False Dmitry III (Sidorka) (b ?; March 1611-May 1612)

House of Shuysky

Vasiliy IV (b 1552; May 1606-July 1610)

House of Vasa

Vladislav I        (b 1595; September 1610-November 1612 (deposed))

House of Romanov

Michael I         (b 1596; July 1613-July 1645)

Alexis I the Quietest    (b 1629; July 1645-January 1676)

Feodor III (b 1661; January 1676-May 1682)

Sophia (regent)           (b September 1657; May 1682-August 1689; d July 1704)

Ivan V jointly with Peter I        (b September 1666; June 1682-February 1696)

Emperors of Russia

(Also Grand Princes of Finland from 1809 until 1917; and Kings of Poland from 1815 until 1917)

 

Peter I the Great (b June 1672; with Ivan V 1682–1696; June 1682-November 1721; February 1725, St. Petersburg, Russian Empire)

Catherine I (b April 1684; February 1725-May 1727)

Peter II (b 1715; May 1727-January 1730)

Anna    (b 1693; February 1730-October 1740)

Ivan VI (disputed) (b 1740; October 1740-December 1741; murdered July 1764)

Shlisselburg, Russian Empire

Elizabeth (b 1709; December 1741-January 1762)

Peter III (b 1728; January 1762-July 1762     (murdered))

Catherine II the Great (b 1729; July 1762-November 1796)

Paul I   (b 1754; November 1796-March 1801 (assassinated))

Alexander I the Blessed (b 1777; March 1801-December 1825)

Constantine I (disputed) (b 1779; December 1-26, 1825) d June 27, 1831)

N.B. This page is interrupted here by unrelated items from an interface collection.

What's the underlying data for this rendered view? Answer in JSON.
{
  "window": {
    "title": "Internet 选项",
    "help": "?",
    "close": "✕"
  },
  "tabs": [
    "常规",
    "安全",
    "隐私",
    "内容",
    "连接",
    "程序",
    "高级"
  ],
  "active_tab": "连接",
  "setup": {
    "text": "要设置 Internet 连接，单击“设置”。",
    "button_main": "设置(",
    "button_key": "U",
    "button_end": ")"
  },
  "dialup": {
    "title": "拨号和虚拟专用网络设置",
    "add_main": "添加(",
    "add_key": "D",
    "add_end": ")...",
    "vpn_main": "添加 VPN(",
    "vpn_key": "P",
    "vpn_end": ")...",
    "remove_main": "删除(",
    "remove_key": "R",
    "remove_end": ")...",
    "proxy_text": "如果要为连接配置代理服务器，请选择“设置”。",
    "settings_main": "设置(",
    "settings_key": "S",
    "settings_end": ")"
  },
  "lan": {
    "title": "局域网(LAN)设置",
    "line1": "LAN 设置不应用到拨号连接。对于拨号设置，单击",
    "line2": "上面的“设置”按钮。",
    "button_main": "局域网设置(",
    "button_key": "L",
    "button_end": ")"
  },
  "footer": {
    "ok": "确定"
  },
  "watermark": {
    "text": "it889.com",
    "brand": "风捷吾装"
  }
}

Nicholas I (b 1796; December 1825-March 1855)

Alexander II the Liberator (b 1818; March 1855-March 1881 (assassinated))

Alexander III the Peace-Maker (b 1845; March 1881-November 1894)

Saint Nicholas II (b 1868; November 1894-March 1917; July 17, 1918 (executed))

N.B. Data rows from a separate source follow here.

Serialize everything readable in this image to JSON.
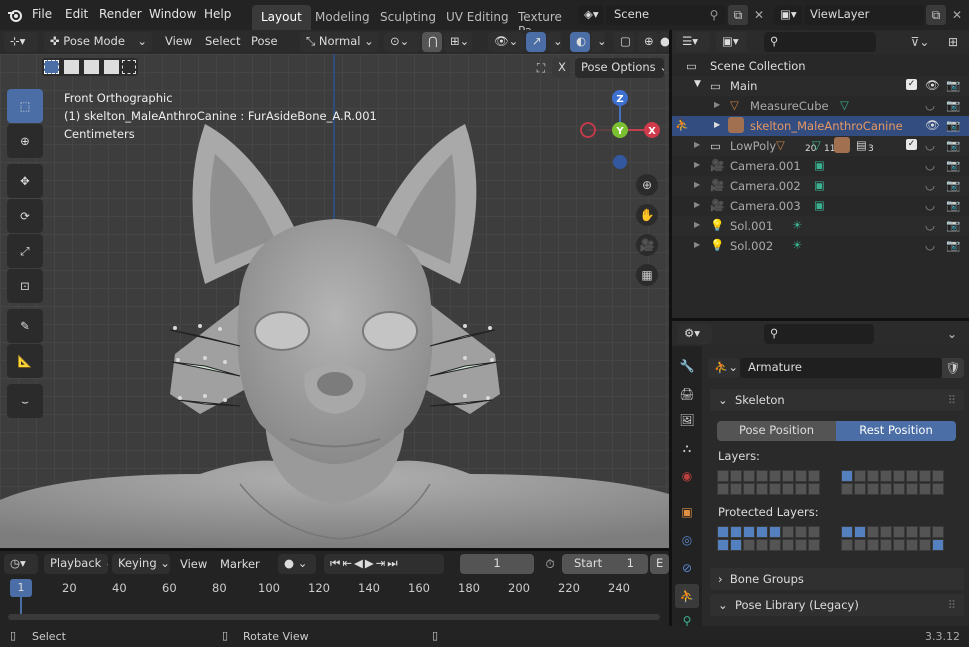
{
  "menu": [
    "File",
    "Edit",
    "Render",
    "Window",
    "Help"
  ],
  "workspace_tabs": [
    "Layout",
    "Modeling",
    "Sculpting",
    "UV Editing",
    "Texture Pa"
  ],
  "scene": {
    "name": "Scene",
    "view_layer": "ViewLayer"
  },
  "viewport_header": {
    "mode": "Pose Mode",
    "view": "View",
    "select": "Select",
    "pose": "Pose",
    "orientation": "Normal",
    "pose_options": "Pose Options",
    "x_label": "X"
  },
  "viewport_overlay": {
    "line1": "Front Orthographic",
    "line2": "(1) skelton_MaleAnthroCanine : FurAsideBone_A.R.001",
    "line3": "Centimeters"
  },
  "gizmo": {
    "z": "Z",
    "y": "Y",
    "x": "X"
  },
  "outliner": {
    "search_placeholder": "",
    "rows": [
      {
        "label": "Scene Collection"
      },
      {
        "label": "Main"
      },
      {
        "label": "MeasureCube"
      },
      {
        "label": "skelton_MaleAnthroCanine"
      },
      {
        "label": "LowPoly",
        "badges": [
          "20",
          "11",
          "3"
        ]
      },
      {
        "label": "Camera.001"
      },
      {
        "label": "Camera.002"
      },
      {
        "label": "Camera.003"
      },
      {
        "label": "Sol.001"
      },
      {
        "label": "Sol.002"
      }
    ]
  },
  "properties": {
    "object_name": "Armature",
    "skeleton_panel": "Skeleton",
    "pose_position": "Pose Position",
    "rest_position": "Rest Position",
    "layers_label": "Layers:",
    "protected_label": "Protected Layers:",
    "bone_groups": "Bone Groups",
    "pose_library": "Pose Library (Legacy)"
  },
  "timeline": {
    "playback": "Playback",
    "keying": "Keying",
    "view": "View",
    "marker": "Marker",
    "current_frame": "1",
    "start_label": "Start",
    "start_value": "1",
    "end_label": "E",
    "playhead": "1",
    "ticks": [
      "20",
      "40",
      "60",
      "80",
      "100",
      "120",
      "140",
      "160",
      "180",
      "200",
      "220",
      "240"
    ]
  },
  "status": {
    "select": "Select",
    "rotate": "Rotate View",
    "version": "3.3.12"
  },
  "colors": {
    "accent": "#4a6ea5",
    "selection": "#334d80",
    "background": "#3d3d3d",
    "object_orange": "#e0965a"
  }
}
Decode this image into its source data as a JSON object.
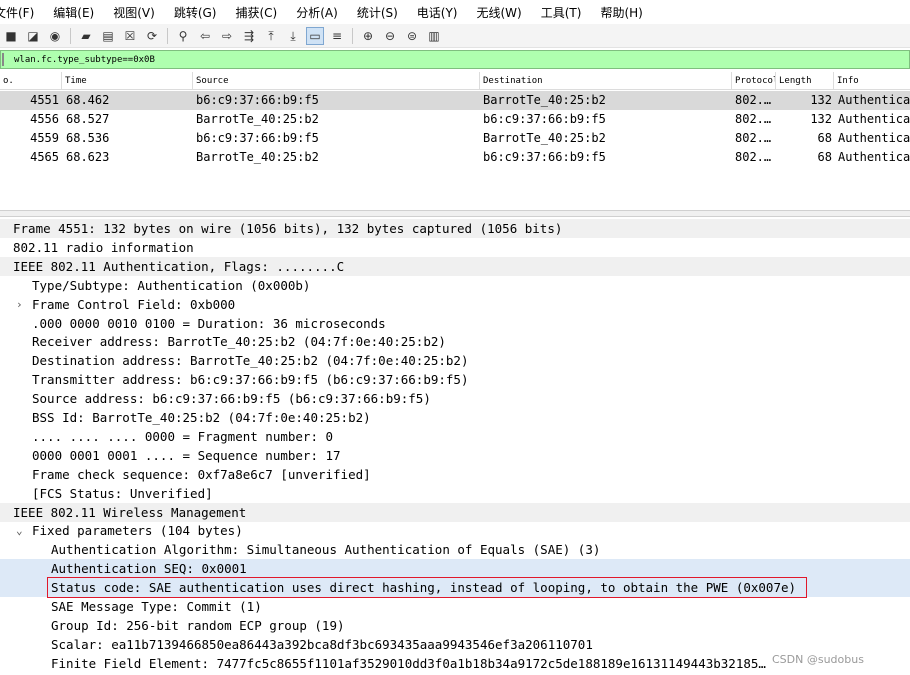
{
  "menu": [
    "文件(F)",
    "编辑(E)",
    "视图(V)",
    "跳转(G)",
    "捕获(C)",
    "分析(A)",
    "统计(S)",
    "电话(Y)",
    "无线(W)",
    "工具(T)",
    "帮助(H)"
  ],
  "toolbar": {
    "icons": [
      "stop-capture-icon",
      "restart-capture-icon",
      "capture-options-icon",
      "open-file-icon",
      "save-file-icon",
      "close-file-icon",
      "reload-icon",
      "find-packet-icon",
      "go-back-icon",
      "go-forward-icon",
      "go-to-packet-icon",
      "first-packet-icon",
      "last-packet-icon",
      "autoscroll-icon",
      "colorize-icon",
      "zoom-in-icon",
      "zoom-out-icon",
      "normal-size-icon",
      "resize-columns-icon"
    ]
  },
  "filter": {
    "value": "wlan.fc.type_subtype==0x0B"
  },
  "columns": [
    "o.",
    "Time",
    "Source",
    "Destination",
    "Protocol",
    "Length",
    "Info"
  ],
  "packets": [
    {
      "no": "4551",
      "time": "68.462",
      "source": "b6:c9:37:66:b9:f5",
      "destination": "BarrotTe_40:25:b2",
      "protocol": "802.…",
      "length": "132",
      "info": "Authentication"
    },
    {
      "no": "4556",
      "time": "68.527",
      "source": "BarrotTe_40:25:b2",
      "destination": "b6:c9:37:66:b9:f5",
      "protocol": "802.…",
      "length": "132",
      "info": "Authentication"
    },
    {
      "no": "4559",
      "time": "68.536",
      "source": "b6:c9:37:66:b9:f5",
      "destination": "BarrotTe_40:25:b2",
      "protocol": "802.…",
      "length": "68",
      "info": "Authentication"
    },
    {
      "no": "4565",
      "time": "68.623",
      "source": "BarrotTe_40:25:b2",
      "destination": "b6:c9:37:66:b9:f5",
      "protocol": "802.…",
      "length": "68",
      "info": "Authentication"
    }
  ],
  "details": [
    {
      "text": "Frame 4551: 132 bytes on wire (1056 bits), 132 bytes captured (1056 bits)",
      "level": 0,
      "header": true
    },
    {
      "text": "802.11 radio information",
      "level": 0,
      "header": false
    },
    {
      "text": "IEEE 802.11 Authentication, Flags: ........C",
      "level": 0,
      "header": true
    },
    {
      "text": "Type/Subtype: Authentication (0x000b)",
      "level": 1,
      "header": false
    },
    {
      "text": "Frame Control Field: 0xb000",
      "level": 1,
      "header": false,
      "arrow": "›"
    },
    {
      "text": ".000 0000 0010 0100 = Duration: 36 microseconds",
      "level": 1,
      "header": false
    },
    {
      "text": "Receiver address: BarrotTe_40:25:b2 (04:7f:0e:40:25:b2)",
      "level": 1,
      "header": false
    },
    {
      "text": "Destination address: BarrotTe_40:25:b2 (04:7f:0e:40:25:b2)",
      "level": 1,
      "header": false
    },
    {
      "text": "Transmitter address: b6:c9:37:66:b9:f5 (b6:c9:37:66:b9:f5)",
      "level": 1,
      "header": false
    },
    {
      "text": "Source address: b6:c9:37:66:b9:f5 (b6:c9:37:66:b9:f5)",
      "level": 1,
      "header": false
    },
    {
      "text": "BSS Id: BarrotTe_40:25:b2 (04:7f:0e:40:25:b2)",
      "level": 1,
      "header": false
    },
    {
      "text": ".... .... .... 0000 = Fragment number: 0",
      "level": 1,
      "header": false
    },
    {
      "text": "0000 0001 0001 .... = Sequence number: 17",
      "level": 1,
      "header": false
    },
    {
      "text": "Frame check sequence: 0xf7a8e6c7 [unverified]",
      "level": 1,
      "header": false
    },
    {
      "text": "[FCS Status: Unverified]",
      "level": 1,
      "header": false
    },
    {
      "text": "IEEE 802.11 Wireless Management",
      "level": 0,
      "header": true
    },
    {
      "text": "Fixed parameters (104 bytes)",
      "level": 1,
      "header": false,
      "arrow": "⌄"
    },
    {
      "text": "Authentication Algorithm: Simultaneous Authentication of Equals (SAE) (3)",
      "level": 2,
      "header": false
    },
    {
      "text": "Authentication SEQ: 0x0001",
      "level": 2,
      "header": false,
      "highlight": true
    },
    {
      "text": "Status code: SAE authentication uses direct hashing, instead of looping, to obtain the PWE (0x007e)",
      "level": 2,
      "header": false,
      "highlight": true
    },
    {
      "text": "SAE Message Type: Commit (1)",
      "level": 2,
      "header": false
    },
    {
      "text": "Group Id: 256-bit random ECP group (19)",
      "level": 2,
      "header": false
    },
    {
      "text": "Scalar: ea11b7139466850ea86443a392bca8df3bc693435aaa9943546ef3a206110701",
      "level": 2,
      "header": false
    },
    {
      "text": "Finite Field Element: 7477fc5c8655f1101af3529010dd3f0a1b18b34a9172c5de188189e16131149443b32185…",
      "level": 2,
      "header": false
    }
  ],
  "watermark": "CSDN @sudobus"
}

Michael II (disputed) (b 1878; March 15-16 March 1917;      June 12, 1918 (murdered))

BLUEBAR

The Monetary History of the World
© Martin A. Armstrong